Rosemary: There is always a way forward, and what may seem like a diversion just now may well become your new streamlined path for the future
Rosemary McLennan, Scotland: The Great British spirit is has well and truly come to the fore during the pandemic. Employers and colleagues have refused to be daunted by physical and emotional challenges, and team spirit is stronger than ever before. Great British traditions encapsulate community, tradition, history, and entrepreneurial spirit.
Shelagh: What business/business contintuity insights have you gained as a result of this pandemic? Rosemary: Having a deep insight in to technologies available to support us at this time of remote working is key to keeping the business operating. There is always a way forward, and what may seem like a diversion just now may well become your new streamlined path for the future.
We have become far more proficient at using technology that enables us to connect remotely. We’ve also been able to enjoy working from home in a far more productive way.
Juanita: we need to think bigger, more abstractly, so we can position ourselves to be proactive instead of reactive
Juanita Mort, USA: I’ve been pleasantly surprised by the compassion being show by employers in our area.My colleagues haven’t surprised me at all. I knew they would rise to the occasion – we are all focused on our students and making sure they can access their education.

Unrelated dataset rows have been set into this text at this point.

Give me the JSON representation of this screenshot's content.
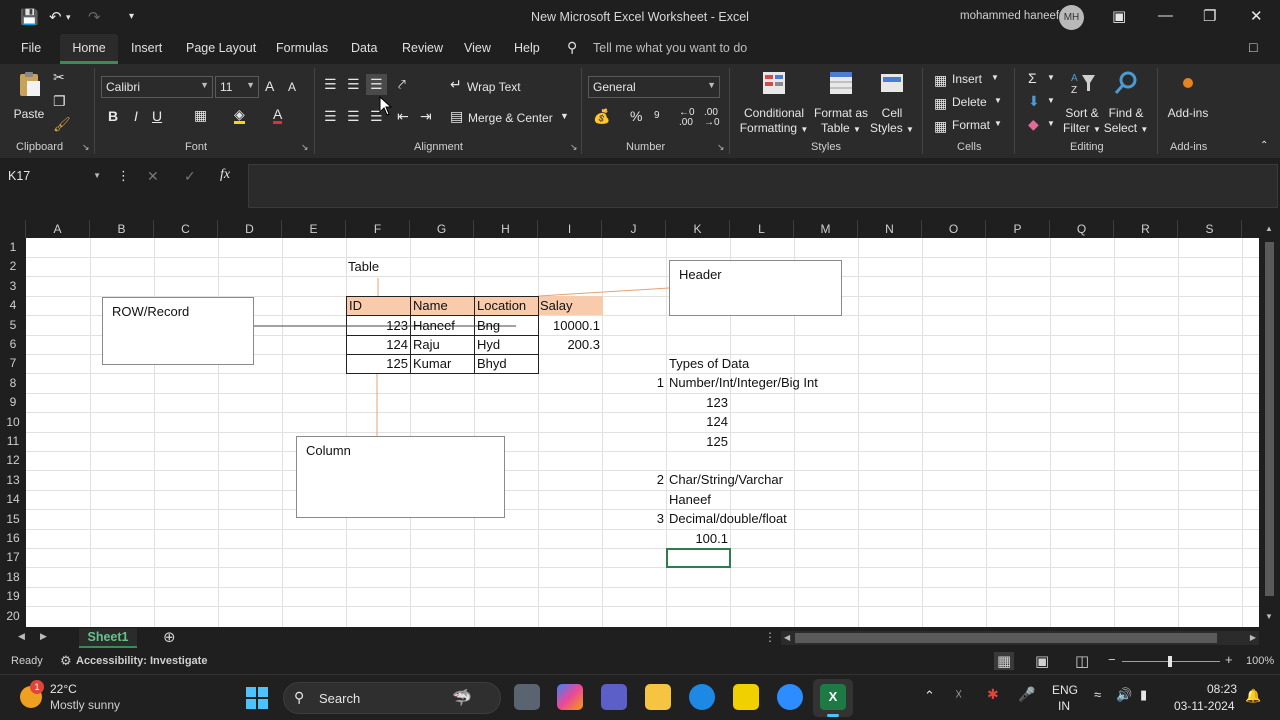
{
  "titlebar": {
    "doc_title": "New Microsoft Excel Worksheet  -  Excel",
    "user_name": "mohammed haneef",
    "avatar_initials": "MH"
  },
  "menu": {
    "tabs": [
      "File",
      "Home",
      "Insert",
      "Page Layout",
      "Formulas",
      "Data",
      "Review",
      "View",
      "Help"
    ],
    "tell_me": "Tell me what you want to do"
  },
  "ribbon": {
    "clipboard": {
      "label": "Clipboard",
      "paste": "Paste"
    },
    "font": {
      "label": "Font",
      "family": "Calibri",
      "size": "11"
    },
    "alignment": {
      "label": "Alignment",
      "wrap": "Wrap Text",
      "merge": "Merge & Center"
    },
    "number": {
      "label": "Number",
      "format": "General"
    },
    "styles": {
      "label": "Styles",
      "cond_1": "Conditional",
      "cond_2": "Formatting",
      "fmt_1": "Format as",
      "fmt_2": "Table",
      "cell_1": "Cell",
      "cell_2": "Styles"
    },
    "cells": {
      "label": "Cells",
      "insert": "Insert",
      "delete": "Delete",
      "format": "Format"
    },
    "editing": {
      "label": "Editing",
      "sort_1": "Sort &",
      "sort_2": "Filter",
      "find_1": "Find &",
      "find_2": "Select"
    },
    "addins": {
      "label": "Add-ins",
      "button": "Add-ins"
    }
  },
  "formula_bar": {
    "name_box": "K17",
    "fx": "fx",
    "content": ""
  },
  "columns": [
    "A",
    "B",
    "C",
    "D",
    "E",
    "F",
    "G",
    "H",
    "I",
    "J",
    "K",
    "L",
    "M",
    "N",
    "O",
    "P",
    "Q",
    "R",
    "S"
  ],
  "rows": [
    "1",
    "2",
    "3",
    "4",
    "5",
    "6",
    "7",
    "8",
    "9",
    "10",
    "11",
    "12",
    "13",
    "14",
    "15",
    "16",
    "17",
    "18",
    "19",
    "20"
  ],
  "cells": {
    "f2": "Table",
    "f4": "ID",
    "g4": "Name",
    "h4": "Location",
    "i4": "Salay",
    "f5": "123",
    "g5": "Haneef",
    "h5": "Bng",
    "i5": "10000.1",
    "f6": "124",
    "g6": "Raju",
    "h6": "Hyd",
    "i6": "200.3",
    "f7": "125",
    "g7": "Kumar",
    "h7": "Bhyd",
    "k7": "Types of Data",
    "j8": "1",
    "k8": "Number/Int/Integer/Big Int",
    "k9": "123",
    "k10": "124",
    "k11": "125",
    "j13": "2",
    "k13": "Char/String/Varchar",
    "k14": "Haneef",
    "j15": "3",
    "k15": "Decimal/double/float",
    "k16": "100.1"
  },
  "shapes": {
    "row": "ROW/Record",
    "header": "Header",
    "column": "Column"
  },
  "sheet_tab": "Sheet1",
  "status": {
    "ready": "Ready",
    "accessibility": "Accessibility: Investigate",
    "zoom": "100%"
  },
  "taskbar": {
    "temp": "22°C",
    "weather": "Mostly sunny",
    "weather_badge": "1",
    "search": "Search",
    "lang_1": "ENG",
    "lang_2": "IN",
    "time": "08:23",
    "date": "03-11-2024"
  },
  "colors": {
    "accent": "#3b8b5a",
    "header_fill": "#f8cbad",
    "connector": "#e8a070"
  }
}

Shelagh: What business continuity/business continuity planning (BCP) lessons have you and/or your members gained as a result of this pandemic?
Juanita: The biggest takeaway for me both with my employer and at IAAP is that we need to think bigger, more abstractly so we can position ourselves to be proactive instead of reactive.
Phiandra: The awakening to employers that admins do not have to be placed within view or outside the office door to get the work done has been transformational.
Phiandra Peck, USA: The awakening to employers that admins do not have to be placed within view or outside of the office door to get the work done has been transformational.
Many admin professionals have stepped up and demonstrated that we belong at the table in order to make our business partners and teams be more productive.
Katherine: Safety is the number one priority and by learning from our issues, new processes can be built
Katherine Vaillancourt, Canada: I think people are generally accepting and accommodating due to the nature of this pandemic. It is wonderful to see that leaders lead and continuously keep the communication lines open. Teamwork has been evident, and it is amazing to see how teams can work together to achieve their goals. It is also wonderful to see potential leaders rise to the occasion and showcase their potential during times of crisis.
Shelagh: What business continuity/business continuity planning (BCP) lessons have you and/or your members gained as a result of this pandemic? Katherine: Communication is key. People are generally kind and want the greater good. Safety is the number one priority and by learning from our issues, new processes can be built. It is also wonderful to see people rise to become leaders during these difficult times.
Learning that being crisis prepared is crucial as part of our business continuity program. We have also learned at AAP that we need to develop a crisis policy and guidelines to ensure that we are in the same level throughout our branches in Canada.
One of the greatest lessons I have learned through these processes is that safety should always be one of the top priorities for any business. At the end of the day, we will never know if we did too much, but we will definitely know if we didn’t do enough.